— ABOUT THIS EXERCISE —
Give exactly the lines from the one with "Decode this image" through the final line of the listing below, both included, leaving out any pictures.

— INFORMATION GIVEN —
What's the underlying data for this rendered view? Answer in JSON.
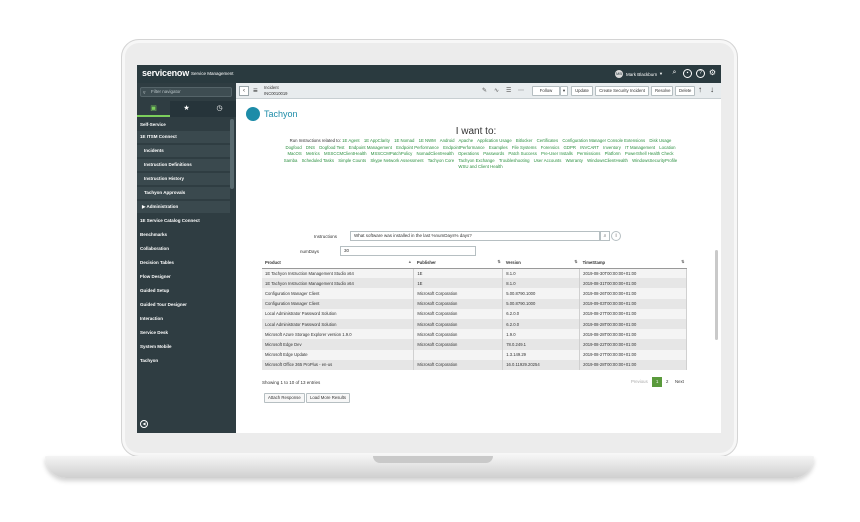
{
  "app": {
    "brand": "servicenow",
    "subtitle": "Service Management",
    "user_initials": "MB",
    "user_name": "Mark Blackburn"
  },
  "nav": {
    "filter_placeholder": "Filter navigator",
    "modules": [
      "Self-Service",
      "1E ITSM Connect",
      "Incidents",
      "Instruction Definitions",
      "Instruction History",
      "Tachyon Approvals",
      "Administration",
      "1E Service Catalog Connect",
      "Benchmarks",
      "Collaboration",
      "Decision Tables",
      "Flow Designer",
      "Guided Setup",
      "Guided Tour Designer",
      "Interaction",
      "Service Desk",
      "System Mobile",
      "Tachyon"
    ]
  },
  "form": {
    "record_type": "Incident",
    "record_number": "INC0010019",
    "buttons": [
      "Follow",
      "Update",
      "Create Security Incident",
      "Resolve",
      "Delete"
    ]
  },
  "tachyon": {
    "brand": "Tachyon",
    "heading": "I want to:",
    "instructions_lead": "Run Instructions related to:",
    "topics": [
      "1E Agent",
      "1E AppClarity",
      "1E Nomad",
      "1E NWM",
      "Android",
      "Apache",
      "Application Usage",
      "Bitlocker",
      "Certificates",
      "Configuration Manager Console Extensions",
      "Disk Usage",
      "Dogfood",
      "DNS",
      "Dogfood Test",
      "Endpoint Management",
      "Endpoint Performance",
      "EndpointPerformance",
      "Examples",
      "File Systems",
      "Forensics",
      "GDPR",
      "INVCART",
      "Inventory",
      "IT Management",
      "Location",
      "MacOS",
      "Metrics",
      "MSSCCMClientHealth",
      "MSSCCMPatchPolicy",
      "NomadClientHealth",
      "Operations",
      "Passwords",
      "Patch Success",
      "Pre-User Installs",
      "Permissions",
      "Platform",
      "PowerShell Health Check",
      "Samba",
      "Scheduled Tasks",
      "Simple Counts",
      "Skype Network Assessment",
      "Tachyon Core",
      "Tachyon Exchange",
      "Troubleshooting",
      "User Accounts",
      "Warranty",
      "WindowsClientHealth",
      "WindowsSecurityProfile",
      "WSU and Client Health"
    ],
    "instructions_label": "Instructions",
    "instructions_value": "What software was installed in the last %numDays% days?",
    "numdays_label": "numDays",
    "numdays_value": "30",
    "run_label": "Run Instruction",
    "show_label": "Show",
    "show_value": "10",
    "entries_label": "entries",
    "search_label": "Search:",
    "columns": [
      "Product",
      "Publisher",
      "Version",
      "TimeStamp"
    ],
    "rows": [
      [
        "1E Tachyon Instruction Management Studio x64",
        "1E",
        "8.1.0",
        "2019-08-30T00:00:00+01:00"
      ],
      [
        "1E Tachyon Instruction Management Studio x64",
        "1E",
        "8.1.0",
        "2019-08-31T00:00:00+01:00"
      ],
      [
        "Configuration Manager Client",
        "Microsoft Corporation",
        "5.00.8790.1000",
        "2019-08-26T00:00:00+01:00"
      ],
      [
        "Configuration Manager Client",
        "Microsoft Corporation",
        "5.00.8790.1000",
        "2019-09-03T00:00:00+01:00"
      ],
      [
        "Local Administrator Password Solution",
        "Microsoft Corporation",
        "6.2.0.0",
        "2019-08-27T00:00:00+01:00"
      ],
      [
        "Local Administrator Password Solution",
        "Microsoft Corporation",
        "6.2.0.0",
        "2019-08-28T00:00:00+01:00"
      ],
      [
        "Microsoft Azure Storage Explorer version 1.9.0",
        "Microsoft Corporation",
        "1.9.0",
        "2019-08-28T00:00:00+01:00"
      ],
      [
        "Microsoft Edge Dev",
        "Microsoft Corporation",
        "78.0.249.1",
        "2019-08-22T00:00:00+01:00"
      ],
      [
        "Microsoft Edge Update",
        "",
        "1.3.149.29",
        "2019-08-27T00:00:00+01:00"
      ],
      [
        "Microsoft Office 365 ProPlus - en-us",
        "Microsoft Corporation",
        "16.0.11929.20254",
        "2019-08-28T00:00:00+01:00"
      ]
    ],
    "showing": "Showing 1 to 10 of 13 entries",
    "pager": {
      "previous": "Previous",
      "page1": "1",
      "page2": "2",
      "next": "Next"
    },
    "attach_label": "Attach Response",
    "load_more_label": "Load More Results"
  }
}
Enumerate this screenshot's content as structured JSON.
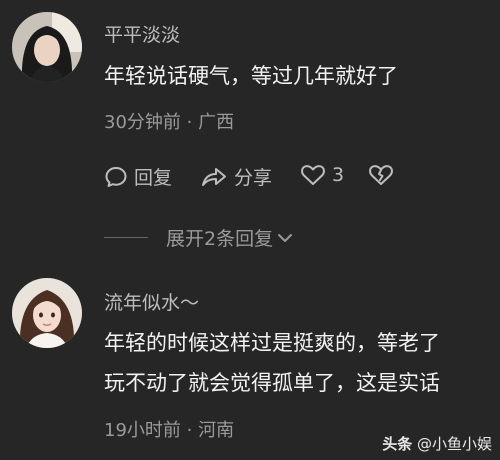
{
  "comments": [
    {
      "username": "平平淡淡",
      "lines": [
        "年轻说话硬气，等过几年就好了"
      ],
      "time_location": "30分钟前 · 广西",
      "actions": {
        "reply": "回复",
        "share": "分享",
        "like_count": "3"
      },
      "expand": "展开2条回复"
    },
    {
      "username": "流年似水～",
      "lines": [
        "年轻的时候这样过是挺爽的，等老了",
        "玩不动了就会觉得孤单了，这是实话"
      ],
      "time_location": "19小时前 · 河南"
    }
  ],
  "watermark": {
    "logo": "头条",
    "account": "@小鱼小娱"
  },
  "icons": {
    "reply": "comment-bubble-icon",
    "share": "share-arrow-icon",
    "like": "heart-icon",
    "dislike": "broken-heart-icon",
    "expand": "chevron-down-icon"
  }
}
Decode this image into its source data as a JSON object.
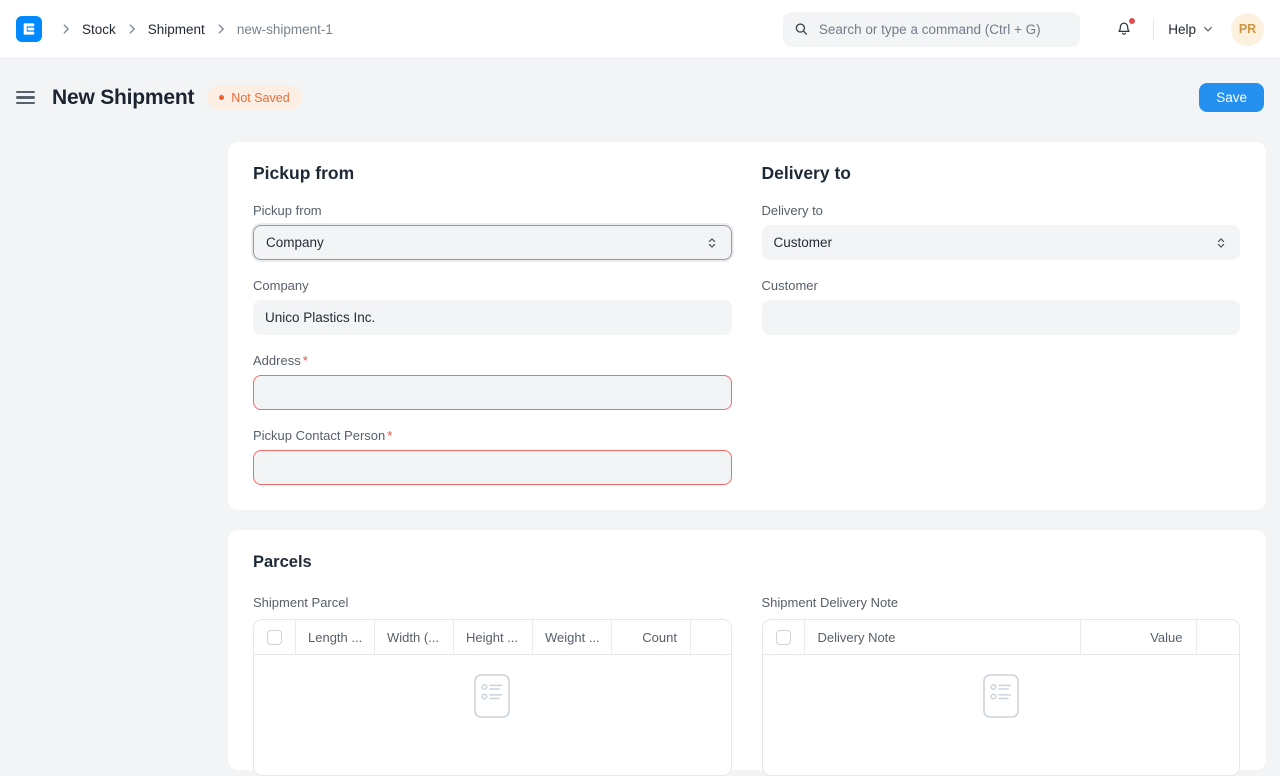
{
  "colors": {
    "accent_blue": "#2490ef",
    "logo_blue": "#0089ff",
    "error_border_red": "#f66a6a",
    "required_asterisk_red": "#f0503c",
    "status_text_orange": "#ee6d39",
    "status_bg_peach": "#fdeee3",
    "notification_dot_red": "#e24c4c",
    "avatar_bg": "#fcf0de",
    "avatar_text": "#cf9642",
    "page_bg": "#f3f4f6"
  },
  "navbar": {
    "breadcrumbs": [
      {
        "label": "Stock"
      },
      {
        "label": "Shipment"
      },
      {
        "label": "new-shipment-1"
      }
    ],
    "search": {
      "placeholder": "Search or type a command (Ctrl + G)"
    },
    "help_label": "Help",
    "avatar_initials": "PR"
  },
  "page_header": {
    "title": "New Shipment",
    "status_badge": "Not Saved",
    "save_label": "Save"
  },
  "form": {
    "pickup": {
      "heading": "Pickup from",
      "pickup_from_label": "Pickup from",
      "pickup_from_value": "Company",
      "company_label": "Company",
      "company_value": "Unico Plastics Inc.",
      "address_label": "Address",
      "contact_label": "Pickup Contact Person",
      "required_marker": "*"
    },
    "delivery": {
      "heading": "Delivery to",
      "delivery_to_label": "Delivery to",
      "delivery_to_value": "Customer",
      "customer_label": "Customer",
      "customer_value": ""
    },
    "parcels": {
      "heading": "Parcels",
      "shipment_parcel": {
        "label": "Shipment Parcel",
        "columns": [
          "Length ...",
          "Width (...",
          "Height ...",
          "Weight ...",
          "Count"
        ]
      },
      "shipment_delivery_note": {
        "label": "Shipment Delivery Note",
        "columns": [
          "Delivery Note",
          "Value"
        ]
      }
    }
  }
}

— ANSWER SPACE —
Decode this image into its source data as a JSON object.
{
  "colors": {
    "accent_blue": "#2490ef",
    "logo_blue": "#0089ff",
    "error_border_red": "#f66a6a",
    "required_asterisk_red": "#f0503c",
    "status_text_orange": "#ee6d39",
    "status_bg_peach": "#fdeee3",
    "notification_dot_red": "#e24c4c",
    "avatar_bg": "#fcf0de",
    "avatar_text": "#cf9642",
    "page_bg": "#f3f4f6"
  },
  "navbar": {
    "breadcrumbs": [
      {
        "label": "Stock"
      },
      {
        "label": "Shipment"
      },
      {
        "label": "new-shipment-1"
      }
    ],
    "search": {
      "placeholder": "Search or type a command (Ctrl + G)"
    },
    "help_label": "Help",
    "avatar_initials": "PR"
  },
  "page_header": {
    "title": "New Shipment",
    "status_badge": "Not Saved",
    "save_label": "Save"
  },
  "form": {
    "pickup": {
      "heading": "Pickup from",
      "pickup_from_label": "Pickup from",
      "pickup_from_value": "Company",
      "company_label": "Company",
      "company_value": "Unico Plastics Inc.",
      "address_label": "Address",
      "contact_label": "Pickup Contact Person",
      "required_marker": "*"
    },
    "delivery": {
      "heading": "Delivery to",
      "delivery_to_label": "Delivery to",
      "delivery_to_value": "Customer",
      "customer_label": "Customer",
      "customer_value": ""
    },
    "parcels": {
      "heading": "Parcels",
      "shipment_parcel": {
        "label": "Shipment Parcel",
        "columns": [
          "Length ...",
          "Width (...",
          "Height ...",
          "Weight ...",
          "Count"
        ]
      },
      "shipment_delivery_note": {
        "label": "Shipment Delivery Note",
        "columns": [
          "Delivery Note",
          "Value"
        ]
      }
    }
  }
}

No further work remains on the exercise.